- YOUR INSTRUCTIONS
The answer should reproduce the listing below character for character.
━━━━━━━━━━━━━━━━━━━━━━━━━━━━━━
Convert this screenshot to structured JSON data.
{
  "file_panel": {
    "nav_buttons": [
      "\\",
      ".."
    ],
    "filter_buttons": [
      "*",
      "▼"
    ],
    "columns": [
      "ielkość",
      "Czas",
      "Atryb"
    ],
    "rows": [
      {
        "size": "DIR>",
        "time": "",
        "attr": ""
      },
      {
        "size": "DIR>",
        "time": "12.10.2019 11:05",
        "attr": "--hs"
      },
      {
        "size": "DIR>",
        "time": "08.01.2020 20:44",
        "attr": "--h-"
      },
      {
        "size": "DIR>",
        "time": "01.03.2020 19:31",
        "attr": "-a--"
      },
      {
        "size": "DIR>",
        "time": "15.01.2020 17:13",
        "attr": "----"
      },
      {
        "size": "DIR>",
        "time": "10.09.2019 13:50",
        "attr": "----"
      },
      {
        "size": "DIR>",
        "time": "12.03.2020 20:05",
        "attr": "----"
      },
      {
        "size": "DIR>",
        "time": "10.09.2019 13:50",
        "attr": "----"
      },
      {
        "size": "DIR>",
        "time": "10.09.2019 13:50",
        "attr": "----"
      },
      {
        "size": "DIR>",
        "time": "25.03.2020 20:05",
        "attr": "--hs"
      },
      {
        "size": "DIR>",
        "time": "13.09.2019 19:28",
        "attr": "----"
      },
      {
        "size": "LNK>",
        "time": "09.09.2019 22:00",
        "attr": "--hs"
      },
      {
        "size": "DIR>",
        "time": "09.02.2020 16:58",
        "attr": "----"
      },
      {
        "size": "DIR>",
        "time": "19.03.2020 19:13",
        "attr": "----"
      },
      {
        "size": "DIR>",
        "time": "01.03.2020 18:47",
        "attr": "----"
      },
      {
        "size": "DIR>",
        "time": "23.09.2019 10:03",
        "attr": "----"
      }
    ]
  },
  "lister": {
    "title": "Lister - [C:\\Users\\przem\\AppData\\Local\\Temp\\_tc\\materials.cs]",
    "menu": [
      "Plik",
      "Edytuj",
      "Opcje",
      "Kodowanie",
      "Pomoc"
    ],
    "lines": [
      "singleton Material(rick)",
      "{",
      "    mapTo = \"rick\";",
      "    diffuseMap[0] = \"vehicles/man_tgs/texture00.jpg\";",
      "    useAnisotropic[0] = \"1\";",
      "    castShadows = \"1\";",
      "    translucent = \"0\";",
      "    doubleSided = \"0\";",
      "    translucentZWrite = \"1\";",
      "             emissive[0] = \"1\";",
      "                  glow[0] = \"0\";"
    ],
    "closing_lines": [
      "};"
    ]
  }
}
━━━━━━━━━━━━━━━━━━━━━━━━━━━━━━
- PROBLEM SOLUTION
Convert this screenshot to structured JSON data.
{
  "file_panel": {
    "nav_buttons": [
      "\\",
      ".."
    ],
    "filter_buttons": [
      "*",
      "▼"
    ],
    "columns": [
      "ielkość",
      "Czas",
      "Atryb"
    ],
    "rows": [
      {
        "size": "DIR>",
        "time": "",
        "attr": ""
      },
      {
        "size": "DIR>",
        "time": "12.10.2019 11:05",
        "attr": "--hs"
      },
      {
        "size": "DIR>",
        "time": "08.01.2020 20:44",
        "attr": "--h-"
      },
      {
        "size": "DIR>",
        "time": "01.03.2020 19:31",
        "attr": "-a--"
      },
      {
        "size": "DIR>",
        "time": "15.01.2020 17:13",
        "attr": "----"
      },
      {
        "size": "DIR>",
        "time": "10.09.2019 13:50",
        "attr": "----"
      },
      {
        "size": "DIR>",
        "time": "12.03.2020 20:05",
        "attr": "----"
      },
      {
        "size": "DIR>",
        "time": "10.09.2019 13:50",
        "attr": "----"
      },
      {
        "size": "DIR>",
        "time": "10.09.2019 13:50",
        "attr": "----"
      },
      {
        "size": "DIR>",
        "time": "25.03.2020 20:05",
        "attr": "--hs"
      },
      {
        "size": "DIR>",
        "time": "13.09.2019 19:28",
        "attr": "----"
      },
      {
        "size": "LNK>",
        "time": "09.09.2019 22:00",
        "attr": "--hs"
      },
      {
        "size": "DIR>",
        "time": "09.02.2020 16:58",
        "attr": "----"
      },
      {
        "size": "DIR>",
        "time": "19.03.2020 19:13",
        "attr": "----"
      },
      {
        "size": "DIR>",
        "time": "01.03.2020 18:47",
        "attr": "----"
      },
      {
        "size": "DIR>",
        "time": "23.09.2019 10:03",
        "attr": "----"
      }
    ]
  },
  "lister": {
    "title": "Lister - [C:\\Users\\przem\\AppData\\Local\\Temp\\_tc\\materials.cs]",
    "menu": [
      "Plik",
      "Edytuj",
      "Opcje",
      "Kodowanie",
      "Pomoc"
    ],
    "lines": [
      "singleton Material(rick)",
      "{",
      "    mapTo = \"rick\";",
      "    diffuseMap[0] = \"vehicles/man_tgs/texture00.jpg\";",
      "    useAnisotropic[0] = \"1\";",
      "    castShadows = \"1\";",
      "    translucent = \"0\";",
      "    doubleSided = \"0\";",
      "    translucentZWrite = \"1\";",
      "             emissive[0] = \"1\";",
      "                  glow[0] = \"0\";"
    ],
    "closing_lines": [
      "};"
    ]
  }
}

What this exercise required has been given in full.